Which of the lines in the listing that follows hold "verified"? Pull each one out.
————————
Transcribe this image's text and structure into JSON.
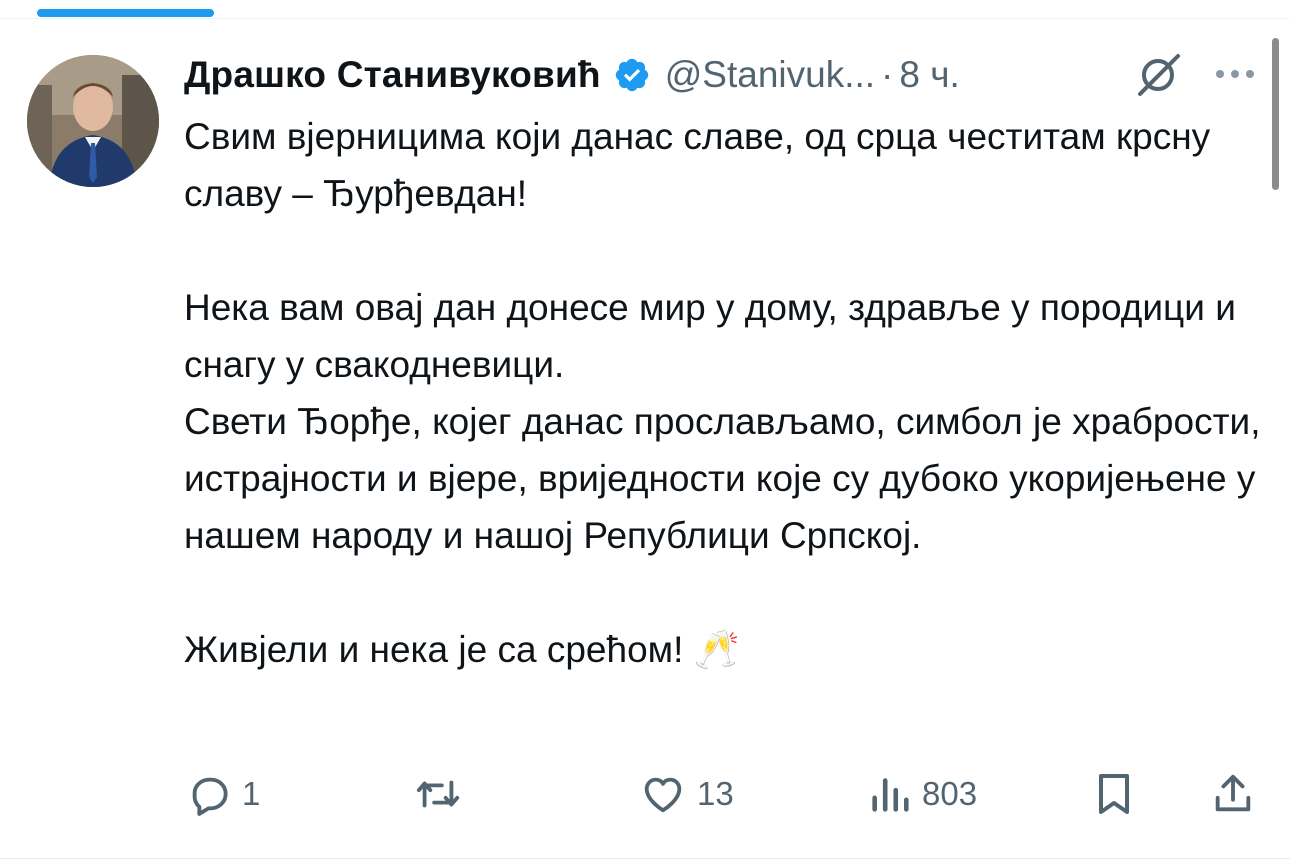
{
  "tweet": {
    "author": {
      "display_name": "Драшко Станивуковић",
      "handle": "@Stanivuk...",
      "verified": true
    },
    "separator": "·",
    "time": "8 ч.",
    "text_paragraphs": [
      "Свим вјерницима који данас славе, од срца честитам крсну славу – Ђурђевдан!",
      "Нека вам овај дан донесе мир у дому, здравље у породици и снагу у свакодневици.\nСвети Ђорђе, којег данас прослављамо, симбол је храбрости, истрајности и вјере, вриједности које су дубоко укоријењене у нашем народу и нашој Републици Српској.",
      "Живјели и нека је са срећом! 🥂"
    ],
    "stats": {
      "replies": "1",
      "retweets": "",
      "likes": "13",
      "views": "803"
    }
  },
  "icons": {
    "verified": "verified-badge-icon",
    "grok": "grok-icon",
    "more": "more-options-icon",
    "reply": "reply-icon",
    "retweet": "retweet-icon",
    "like": "like-icon",
    "views": "views-icon",
    "bookmark": "bookmark-icon",
    "share": "share-icon"
  },
  "colors": {
    "accent": "#1d9bf0",
    "text": "#0f1419",
    "secondary": "#536471"
  }
}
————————
Finished exercise.
      "verified": true
    "verified": "verified-badge-icon",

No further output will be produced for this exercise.